:: Work to complete ::
In the copy, include every entry exactly but none of the images.

Dataset records:
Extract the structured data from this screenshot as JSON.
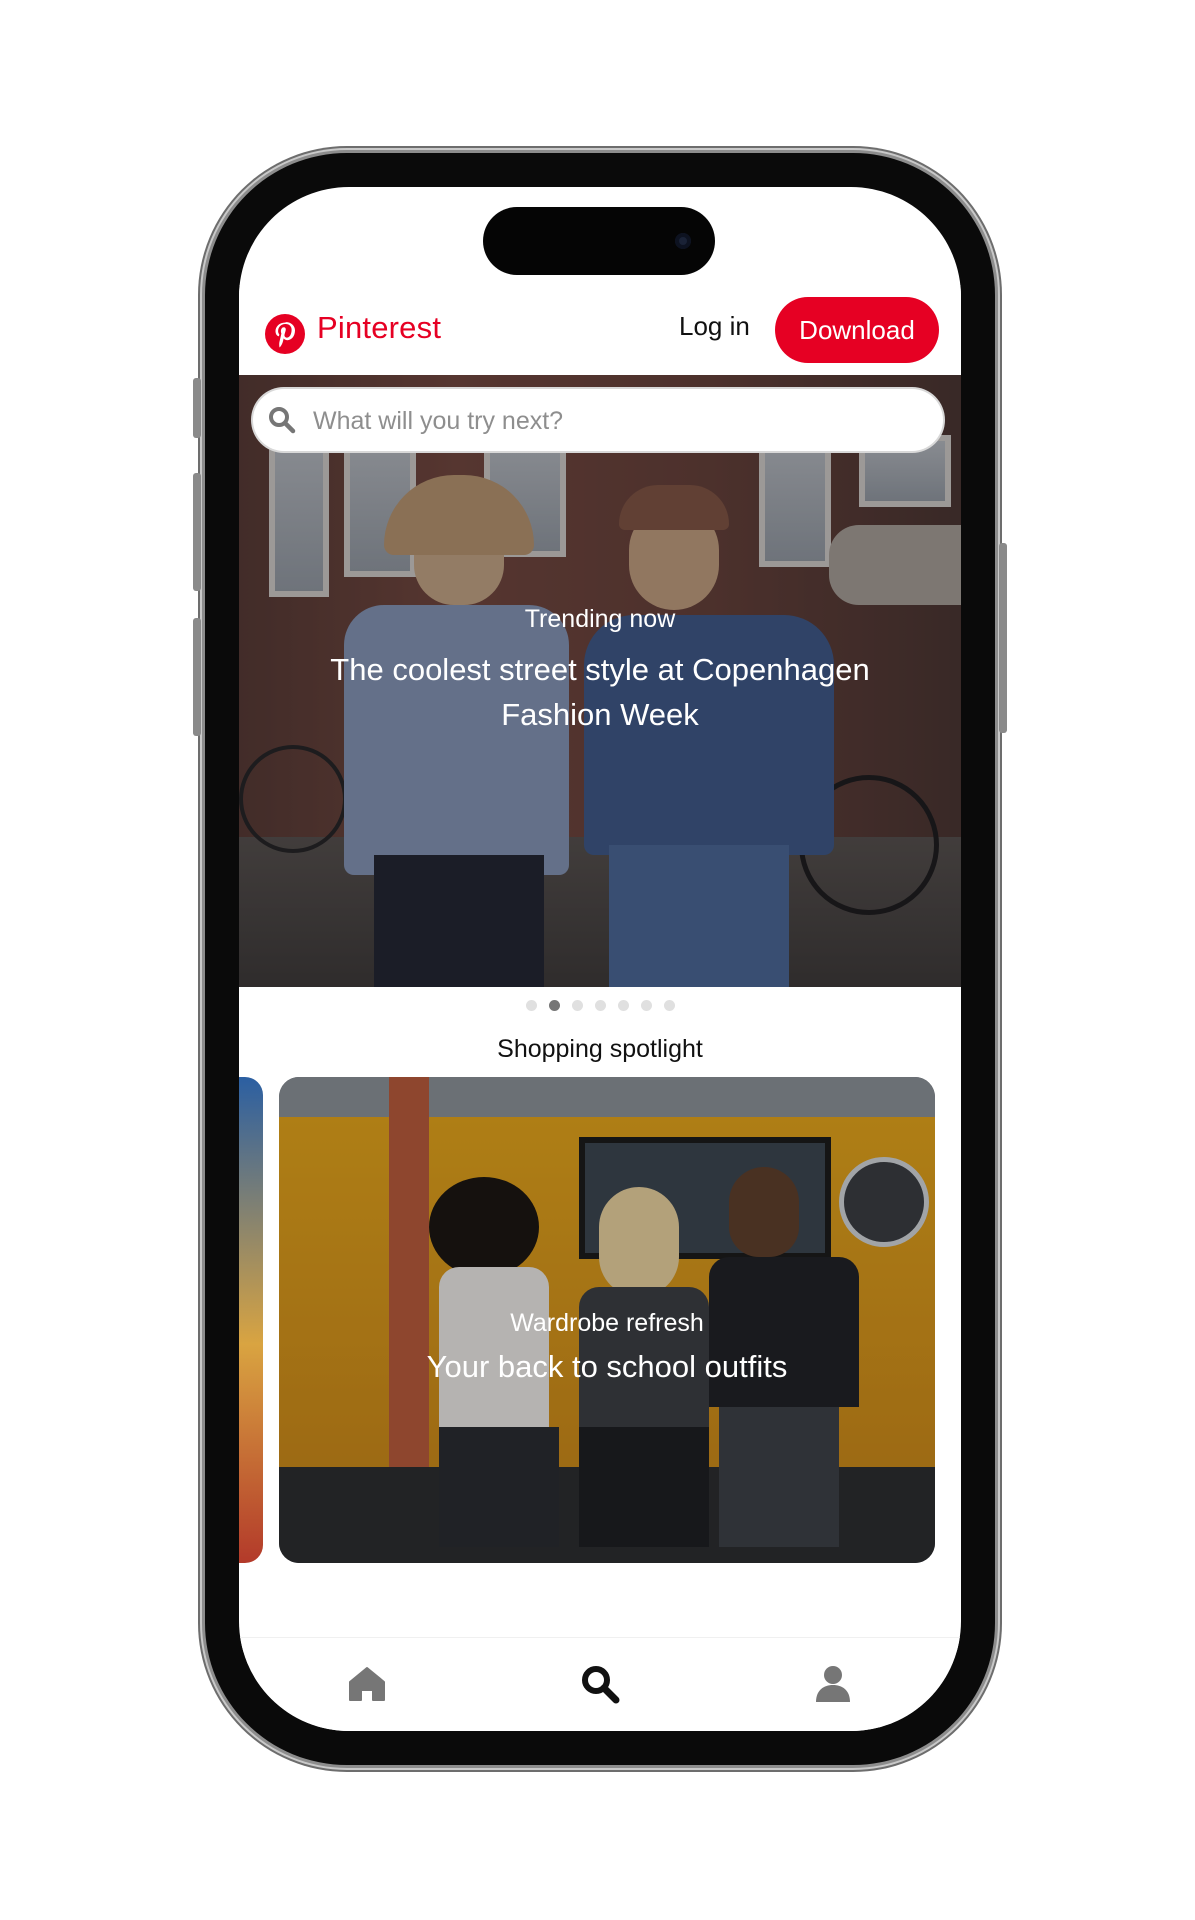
{
  "header": {
    "brand": "Pinterest",
    "login_label": "Log in",
    "download_label": "Download"
  },
  "search": {
    "placeholder": "What will you try next?"
  },
  "hero": {
    "kicker": "Trending now",
    "title": "The coolest street style at Copenhagen Fashion Week",
    "carousel": {
      "total": 7,
      "active_index": 1
    }
  },
  "spotlight": {
    "section_title": "Shopping spotlight",
    "card": {
      "kicker": "Wardrobe refresh",
      "title": "Your back to school outfits"
    }
  },
  "bottom_nav": {
    "items": [
      {
        "icon": "home-icon"
      },
      {
        "icon": "search-icon"
      },
      {
        "icon": "profile-icon"
      }
    ]
  },
  "colors": {
    "brand": "#e60023",
    "text": "#111111",
    "placeholder": "#8e8e8e"
  }
}
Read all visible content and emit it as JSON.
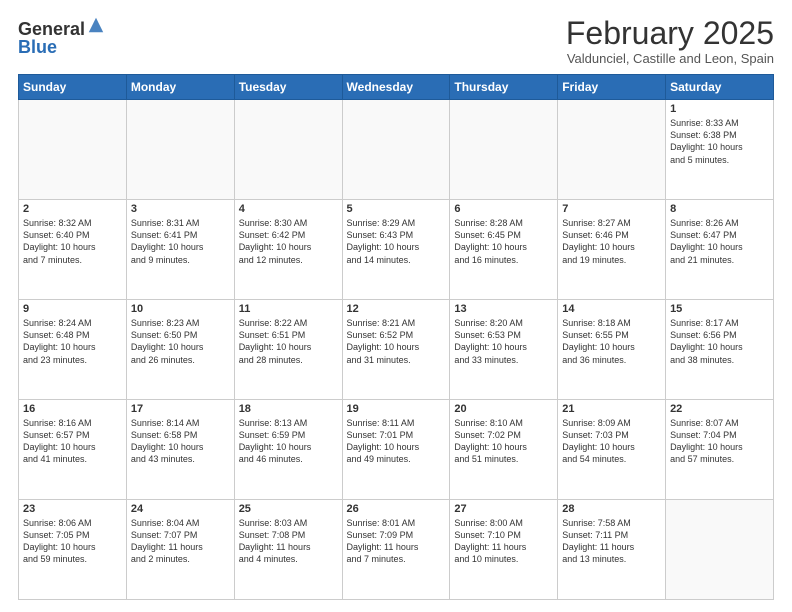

:: Reply to the task ::
Extract the structured data from this screenshot as JSON.
{
  "header": {
    "brand": "Pinterest",
    "login_label": "Log in",
    "download_label": "Download"
  },
  "search": {
    "placeholder": "What will you try next?"
  },
  "hero": {
    "kicker": "Trending now",
    "title": "The coolest street style at Copenhagen Fashion Week",
    "carousel": {
      "total": 7,
      "active_index": 1
    }
  },
  "spotlight": {
    "section_title": "Shopping spotlight",
    "card": {
      "kicker": "Wardrobe refresh",
      "title": "Your back to school outfits"
    }
  },
  "bottom_nav": {
    "items": [
      {
        "icon": "home-icon"
      },
      {
        "icon": "search-icon"
      },
      {
        "icon": "profile-icon"
      }
    ]
  },
  "colors": {
    "brand": "#e60023",
    "text": "#111111",
    "placeholder": "#8e8e8e"
  }
}
Read all visible content and emit it as JSON.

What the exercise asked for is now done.